[[ INFORMATION, beginning ]]

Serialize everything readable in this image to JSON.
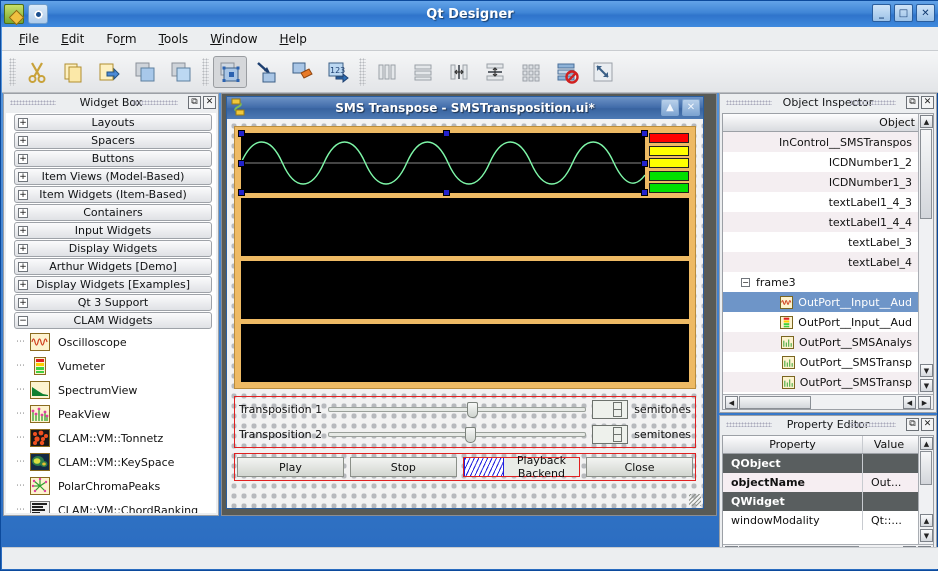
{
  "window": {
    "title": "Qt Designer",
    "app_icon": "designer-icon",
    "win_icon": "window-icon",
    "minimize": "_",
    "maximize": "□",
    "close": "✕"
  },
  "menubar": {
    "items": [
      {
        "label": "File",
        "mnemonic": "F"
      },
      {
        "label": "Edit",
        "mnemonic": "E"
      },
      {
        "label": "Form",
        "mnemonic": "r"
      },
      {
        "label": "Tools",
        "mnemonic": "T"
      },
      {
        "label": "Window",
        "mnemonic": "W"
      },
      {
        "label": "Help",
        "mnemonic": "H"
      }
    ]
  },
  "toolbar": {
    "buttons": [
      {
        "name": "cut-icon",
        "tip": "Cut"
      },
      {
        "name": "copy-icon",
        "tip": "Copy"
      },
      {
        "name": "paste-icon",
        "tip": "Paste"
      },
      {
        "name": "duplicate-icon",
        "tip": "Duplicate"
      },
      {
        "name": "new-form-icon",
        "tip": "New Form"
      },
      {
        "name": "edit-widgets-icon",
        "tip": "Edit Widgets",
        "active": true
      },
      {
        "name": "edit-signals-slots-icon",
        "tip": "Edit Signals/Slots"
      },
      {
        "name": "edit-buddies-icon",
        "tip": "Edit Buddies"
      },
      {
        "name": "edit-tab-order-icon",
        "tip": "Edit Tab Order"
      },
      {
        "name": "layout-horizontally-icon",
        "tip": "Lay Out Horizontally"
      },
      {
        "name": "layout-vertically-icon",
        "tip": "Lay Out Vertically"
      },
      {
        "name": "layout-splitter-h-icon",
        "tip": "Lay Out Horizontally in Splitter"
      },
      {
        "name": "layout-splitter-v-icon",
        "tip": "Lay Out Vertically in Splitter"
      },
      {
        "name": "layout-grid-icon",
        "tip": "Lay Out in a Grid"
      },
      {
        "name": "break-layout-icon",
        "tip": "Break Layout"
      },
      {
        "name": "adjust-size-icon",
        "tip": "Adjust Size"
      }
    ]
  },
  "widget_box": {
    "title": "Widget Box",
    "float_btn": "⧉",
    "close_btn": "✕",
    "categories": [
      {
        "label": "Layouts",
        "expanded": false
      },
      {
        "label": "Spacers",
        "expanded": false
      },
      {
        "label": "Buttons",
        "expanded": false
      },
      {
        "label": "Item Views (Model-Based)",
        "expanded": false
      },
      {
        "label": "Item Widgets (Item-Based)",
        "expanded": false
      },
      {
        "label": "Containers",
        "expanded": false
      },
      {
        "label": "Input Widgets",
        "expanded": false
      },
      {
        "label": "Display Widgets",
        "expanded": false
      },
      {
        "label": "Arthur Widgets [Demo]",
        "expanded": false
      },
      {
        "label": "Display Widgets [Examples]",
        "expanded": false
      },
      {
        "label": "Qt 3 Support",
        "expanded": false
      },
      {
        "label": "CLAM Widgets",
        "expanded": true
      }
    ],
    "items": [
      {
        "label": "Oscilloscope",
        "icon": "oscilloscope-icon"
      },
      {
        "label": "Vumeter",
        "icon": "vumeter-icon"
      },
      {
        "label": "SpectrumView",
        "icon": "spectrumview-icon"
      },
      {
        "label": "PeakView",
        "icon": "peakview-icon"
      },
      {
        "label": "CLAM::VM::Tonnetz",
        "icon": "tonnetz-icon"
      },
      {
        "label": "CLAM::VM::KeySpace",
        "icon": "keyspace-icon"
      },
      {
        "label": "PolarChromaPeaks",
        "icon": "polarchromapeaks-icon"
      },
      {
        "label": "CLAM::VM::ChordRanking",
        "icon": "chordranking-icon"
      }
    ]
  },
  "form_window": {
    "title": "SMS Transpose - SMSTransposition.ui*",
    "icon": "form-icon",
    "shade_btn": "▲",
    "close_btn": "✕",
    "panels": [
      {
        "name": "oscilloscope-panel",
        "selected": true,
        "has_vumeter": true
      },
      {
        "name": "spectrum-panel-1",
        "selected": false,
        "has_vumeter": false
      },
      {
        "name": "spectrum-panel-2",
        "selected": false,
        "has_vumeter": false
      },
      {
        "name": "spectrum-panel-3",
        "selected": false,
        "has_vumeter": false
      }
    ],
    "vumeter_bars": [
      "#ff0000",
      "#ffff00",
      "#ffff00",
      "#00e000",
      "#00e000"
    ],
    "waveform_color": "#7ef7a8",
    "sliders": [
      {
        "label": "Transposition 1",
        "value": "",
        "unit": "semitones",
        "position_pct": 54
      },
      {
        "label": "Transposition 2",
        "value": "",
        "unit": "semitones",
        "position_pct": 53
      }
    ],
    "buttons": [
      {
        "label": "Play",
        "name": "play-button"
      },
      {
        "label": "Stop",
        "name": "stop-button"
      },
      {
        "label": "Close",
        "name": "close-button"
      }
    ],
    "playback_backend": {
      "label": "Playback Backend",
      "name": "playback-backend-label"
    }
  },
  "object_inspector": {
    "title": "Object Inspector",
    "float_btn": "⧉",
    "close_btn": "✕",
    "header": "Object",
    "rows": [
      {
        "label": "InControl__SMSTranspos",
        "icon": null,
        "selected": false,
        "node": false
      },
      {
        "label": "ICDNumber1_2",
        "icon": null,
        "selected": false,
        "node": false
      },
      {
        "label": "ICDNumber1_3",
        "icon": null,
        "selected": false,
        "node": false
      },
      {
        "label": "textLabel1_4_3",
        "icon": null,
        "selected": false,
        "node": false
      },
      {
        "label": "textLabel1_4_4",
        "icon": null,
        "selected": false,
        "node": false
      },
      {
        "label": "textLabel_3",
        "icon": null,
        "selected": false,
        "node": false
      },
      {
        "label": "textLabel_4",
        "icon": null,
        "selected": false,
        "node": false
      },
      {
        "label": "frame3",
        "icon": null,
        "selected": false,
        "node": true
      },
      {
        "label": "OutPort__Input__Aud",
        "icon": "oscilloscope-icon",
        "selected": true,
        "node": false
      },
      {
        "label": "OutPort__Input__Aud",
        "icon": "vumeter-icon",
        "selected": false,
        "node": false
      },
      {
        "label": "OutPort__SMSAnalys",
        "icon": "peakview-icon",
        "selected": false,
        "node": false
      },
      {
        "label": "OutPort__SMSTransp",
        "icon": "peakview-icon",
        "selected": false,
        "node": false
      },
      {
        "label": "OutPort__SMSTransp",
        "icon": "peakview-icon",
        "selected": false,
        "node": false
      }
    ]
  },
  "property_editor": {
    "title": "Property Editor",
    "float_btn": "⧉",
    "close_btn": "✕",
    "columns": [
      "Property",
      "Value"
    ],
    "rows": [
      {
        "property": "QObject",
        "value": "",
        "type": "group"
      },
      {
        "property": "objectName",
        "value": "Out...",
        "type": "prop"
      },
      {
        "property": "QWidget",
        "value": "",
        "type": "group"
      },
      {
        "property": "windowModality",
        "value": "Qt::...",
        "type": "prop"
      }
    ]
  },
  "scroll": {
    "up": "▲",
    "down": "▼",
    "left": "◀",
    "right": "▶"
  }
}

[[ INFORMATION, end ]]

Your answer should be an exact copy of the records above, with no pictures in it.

### WRITTEN SOLUTION
Serialize everything readable in this image to JSON.
{
  "window": {
    "title": "Qt Designer",
    "app_icon": "designer-icon",
    "win_icon": "window-icon",
    "minimize": "_",
    "maximize": "□",
    "close": "✕"
  },
  "menubar": {
    "items": [
      {
        "label": "File",
        "mnemonic": "F"
      },
      {
        "label": "Edit",
        "mnemonic": "E"
      },
      {
        "label": "Form",
        "mnemonic": "r"
      },
      {
        "label": "Tools",
        "mnemonic": "T"
      },
      {
        "label": "Window",
        "mnemonic": "W"
      },
      {
        "label": "Help",
        "mnemonic": "H"
      }
    ]
  },
  "toolbar": {
    "buttons": [
      {
        "name": "cut-icon",
        "tip": "Cut"
      },
      {
        "name": "copy-icon",
        "tip": "Copy"
      },
      {
        "name": "paste-icon",
        "tip": "Paste"
      },
      {
        "name": "duplicate-icon",
        "tip": "Duplicate"
      },
      {
        "name": "new-form-icon",
        "tip": "New Form"
      },
      {
        "name": "edit-widgets-icon",
        "tip": "Edit Widgets",
        "active": true
      },
      {
        "name": "edit-signals-slots-icon",
        "tip": "Edit Signals/Slots"
      },
      {
        "name": "edit-buddies-icon",
        "tip": "Edit Buddies"
      },
      {
        "name": "edit-tab-order-icon",
        "tip": "Edit Tab Order"
      },
      {
        "name": "layout-horizontally-icon",
        "tip": "Lay Out Horizontally"
      },
      {
        "name": "layout-vertically-icon",
        "tip": "Lay Out Vertically"
      },
      {
        "name": "layout-splitter-h-icon",
        "tip": "Lay Out Horizontally in Splitter"
      },
      {
        "name": "layout-splitter-v-icon",
        "tip": "Lay Out Vertically in Splitter"
      },
      {
        "name": "layout-grid-icon",
        "tip": "Lay Out in a Grid"
      },
      {
        "name": "break-layout-icon",
        "tip": "Break Layout"
      },
      {
        "name": "adjust-size-icon",
        "tip": "Adjust Size"
      }
    ]
  },
  "widget_box": {
    "title": "Widget Box",
    "float_btn": "⧉",
    "close_btn": "✕",
    "categories": [
      {
        "label": "Layouts",
        "expanded": false
      },
      {
        "label": "Spacers",
        "expanded": false
      },
      {
        "label": "Buttons",
        "expanded": false
      },
      {
        "label": "Item Views (Model-Based)",
        "expanded": false
      },
      {
        "label": "Item Widgets (Item-Based)",
        "expanded": false
      },
      {
        "label": "Containers",
        "expanded": false
      },
      {
        "label": "Input Widgets",
        "expanded": false
      },
      {
        "label": "Display Widgets",
        "expanded": false
      },
      {
        "label": "Arthur Widgets [Demo]",
        "expanded": false
      },
      {
        "label": "Display Widgets [Examples]",
        "expanded": false
      },
      {
        "label": "Qt 3 Support",
        "expanded": false
      },
      {
        "label": "CLAM Widgets",
        "expanded": true
      }
    ],
    "items": [
      {
        "label": "Oscilloscope",
        "icon": "oscilloscope-icon"
      },
      {
        "label": "Vumeter",
        "icon": "vumeter-icon"
      },
      {
        "label": "SpectrumView",
        "icon": "spectrumview-icon"
      },
      {
        "label": "PeakView",
        "icon": "peakview-icon"
      },
      {
        "label": "CLAM::VM::Tonnetz",
        "icon": "tonnetz-icon"
      },
      {
        "label": "CLAM::VM::KeySpace",
        "icon": "keyspace-icon"
      },
      {
        "label": "PolarChromaPeaks",
        "icon": "polarchromapeaks-icon"
      },
      {
        "label": "CLAM::VM::ChordRanking",
        "icon": "chordranking-icon"
      }
    ]
  },
  "form_window": {
    "title": "SMS Transpose - SMSTransposition.ui*",
    "icon": "form-icon",
    "shade_btn": "▲",
    "close_btn": "✕",
    "panels": [
      {
        "name": "oscilloscope-panel",
        "selected": true,
        "has_vumeter": true
      },
      {
        "name": "spectrum-panel-1",
        "selected": false,
        "has_vumeter": false
      },
      {
        "name": "spectrum-panel-2",
        "selected": false,
        "has_vumeter": false
      },
      {
        "name": "spectrum-panel-3",
        "selected": false,
        "has_vumeter": false
      }
    ],
    "vumeter_bars": [
      "#ff0000",
      "#ffff00",
      "#ffff00",
      "#00e000",
      "#00e000"
    ],
    "waveform_color": "#7ef7a8",
    "sliders": [
      {
        "label": "Transposition 1",
        "value": "",
        "unit": "semitones",
        "position_pct": 54
      },
      {
        "label": "Transposition 2",
        "value": "",
        "unit": "semitones",
        "position_pct": 53
      }
    ],
    "buttons": [
      {
        "label": "Play",
        "name": "play-button"
      },
      {
        "label": "Stop",
        "name": "stop-button"
      },
      {
        "label": "Close",
        "name": "close-button"
      }
    ],
    "playback_backend": {
      "label": "Playback Backend",
      "name": "playback-backend-label"
    }
  },
  "object_inspector": {
    "title": "Object Inspector",
    "float_btn": "⧉",
    "close_btn": "✕",
    "header": "Object",
    "rows": [
      {
        "label": "InControl__SMSTranspos",
        "icon": null,
        "selected": false,
        "node": false
      },
      {
        "label": "ICDNumber1_2",
        "icon": null,
        "selected": false,
        "node": false
      },
      {
        "label": "ICDNumber1_3",
        "icon": null,
        "selected": false,
        "node": false
      },
      {
        "label": "textLabel1_4_3",
        "icon": null,
        "selected": false,
        "node": false
      },
      {
        "label": "textLabel1_4_4",
        "icon": null,
        "selected": false,
        "node": false
      },
      {
        "label": "textLabel_3",
        "icon": null,
        "selected": false,
        "node": false
      },
      {
        "label": "textLabel_4",
        "icon": null,
        "selected": false,
        "node": false
      },
      {
        "label": "frame3",
        "icon": null,
        "selected": false,
        "node": true
      },
      {
        "label": "OutPort__Input__Aud",
        "icon": "oscilloscope-icon",
        "selected": true,
        "node": false
      },
      {
        "label": "OutPort__Input__Aud",
        "icon": "vumeter-icon",
        "selected": false,
        "node": false
      },
      {
        "label": "OutPort__SMSAnalys",
        "icon": "peakview-icon",
        "selected": false,
        "node": false
      },
      {
        "label": "OutPort__SMSTransp",
        "icon": "peakview-icon",
        "selected": false,
        "node": false
      },
      {
        "label": "OutPort__SMSTransp",
        "icon": "peakview-icon",
        "selected": false,
        "node": false
      }
    ]
  },
  "property_editor": {
    "title": "Property Editor",
    "float_btn": "⧉",
    "close_btn": "✕",
    "columns": [
      "Property",
      "Value"
    ],
    "rows": [
      {
        "property": "QObject",
        "value": "",
        "type": "group"
      },
      {
        "property": "objectName",
        "value": "Out...",
        "type": "prop"
      },
      {
        "property": "QWidget",
        "value": "",
        "type": "group"
      },
      {
        "property": "windowModality",
        "value": "Qt::...",
        "type": "prop"
      }
    ]
  },
  "scroll": {
    "up": "▲",
    "down": "▼",
    "left": "◀",
    "right": "▶"
  }
}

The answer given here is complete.